Francesco Casetti, a professor in the Film Studies Program at Yale, kicked off the 2014–15 Convening Yale lecture series on September 25 with a discussion of the reactions that innovations in media have provoked throughout history.
Yale SOM's Convening Yale lecture series brings scholars from across the university to SOM to share their research and knowledge. SOM Senior Associate Dean Anjani Jain introduced Casetti as "a leading intellectual of Italian cinema."
In a talk titled "To Live with Media, Old and New," Casetti explored the ambivalence with which people and societies react to changes in media. Since the invention of the Guttenberg press, through the dawn of the "electronic age," and into today's "digital age," people have responded to media innovation with feelings of both enthusiasm and anxiety, he said.
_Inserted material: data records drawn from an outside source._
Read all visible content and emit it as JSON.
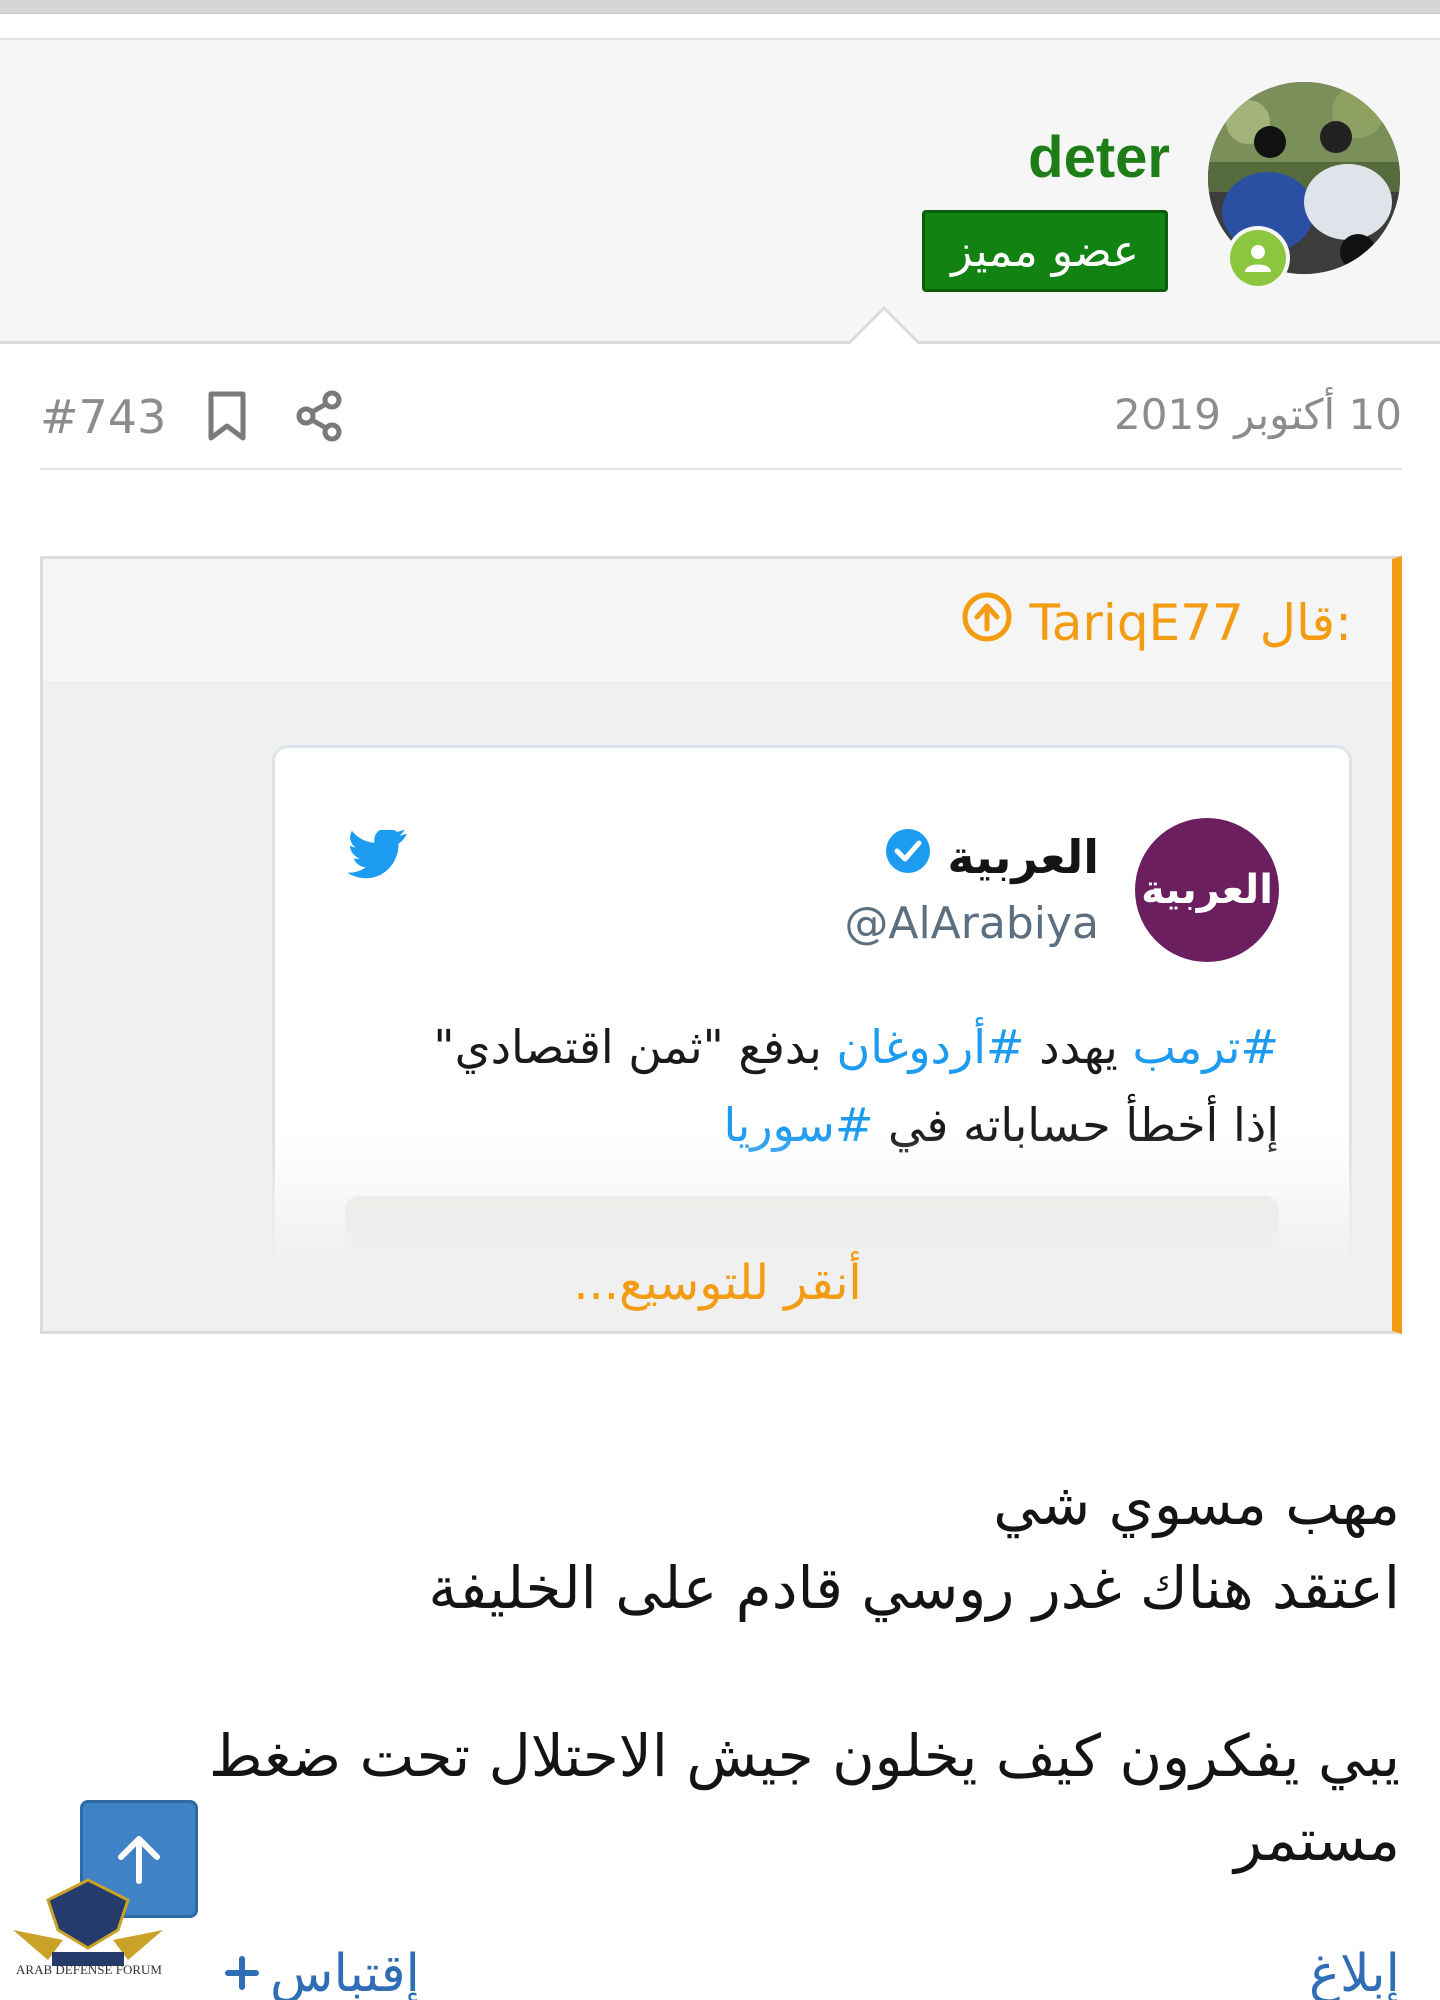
{
  "user": {
    "name": "deter",
    "title": "عضو مميز"
  },
  "post": {
    "date": "10 أكتوبر 2019",
    "number": "#743"
  },
  "quote": {
    "author": "TariqE77 قال:",
    "expand_label": "أنقر للتوسيع..."
  },
  "tweet": {
    "avatar_text": "العربية",
    "display_name": "العربية",
    "handle": "@AlArabiya",
    "text_parts": {
      "tag1": "#ترمب",
      "t1": " يهدد ",
      "tag2": "#أردوغان",
      "t2": " بدفع \"ثمن اقتصادي\" إذا أخطأ حساباته في ",
      "tag3": "#سوريا"
    }
  },
  "body": {
    "line1": "مهب مسوي شي",
    "line2": "اعتقد هناك غدر روسي قادم على الخليفة",
    "line3": "يبي يفكرون كيف يخلون جيش الاحتلال تحت ضغط مستمر"
  },
  "actions": {
    "quote_label": "إقتباس",
    "report_label": "إبلاغ"
  },
  "badge": {
    "text": "ARAB DEFENSE FORUM"
  },
  "colors": {
    "username": "#1e7d17",
    "user_title_bg": "#128212",
    "quote_accent": "#f39c12",
    "link": "#2f6db5",
    "hashtag": "#1d9bf0",
    "tweet_avatar": "#6b1f5e",
    "online": "#8cc63f"
  }
}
The power of media to both deliver—and shape—information causes much of the uneasiness, Casetti said. "Media are technical devices for context and relationships," he explained. "This is why precisely they raise so many anxieties. They are not neutral. They mediate."
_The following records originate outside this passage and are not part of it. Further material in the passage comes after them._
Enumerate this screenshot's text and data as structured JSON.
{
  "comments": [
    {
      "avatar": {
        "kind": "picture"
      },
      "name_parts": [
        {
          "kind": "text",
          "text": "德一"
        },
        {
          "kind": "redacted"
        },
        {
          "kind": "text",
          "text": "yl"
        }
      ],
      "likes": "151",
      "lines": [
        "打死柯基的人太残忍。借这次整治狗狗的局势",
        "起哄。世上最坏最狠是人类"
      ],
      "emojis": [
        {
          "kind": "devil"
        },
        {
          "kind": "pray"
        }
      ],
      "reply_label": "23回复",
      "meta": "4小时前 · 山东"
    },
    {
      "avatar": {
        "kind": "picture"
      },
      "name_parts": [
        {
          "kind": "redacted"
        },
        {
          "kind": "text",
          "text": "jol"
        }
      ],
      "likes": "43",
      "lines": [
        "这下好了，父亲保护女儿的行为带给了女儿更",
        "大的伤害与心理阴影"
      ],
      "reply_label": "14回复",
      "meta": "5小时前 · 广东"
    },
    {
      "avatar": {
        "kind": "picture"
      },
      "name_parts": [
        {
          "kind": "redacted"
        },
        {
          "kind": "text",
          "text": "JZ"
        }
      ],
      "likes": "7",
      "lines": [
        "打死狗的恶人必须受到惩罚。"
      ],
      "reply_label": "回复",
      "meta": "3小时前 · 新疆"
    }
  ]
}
Casetti called today's digital age the "age of the virtual, where the real and the possible merge." He cautioned that the newest media innovations are not always the best or most insightful, and that they should complement, not necessarily replace, existing devices.
"A skillful use of all tools sometimes is smarter than the next or the most modern device," he said. "We do not live just with the new media. We live with the old."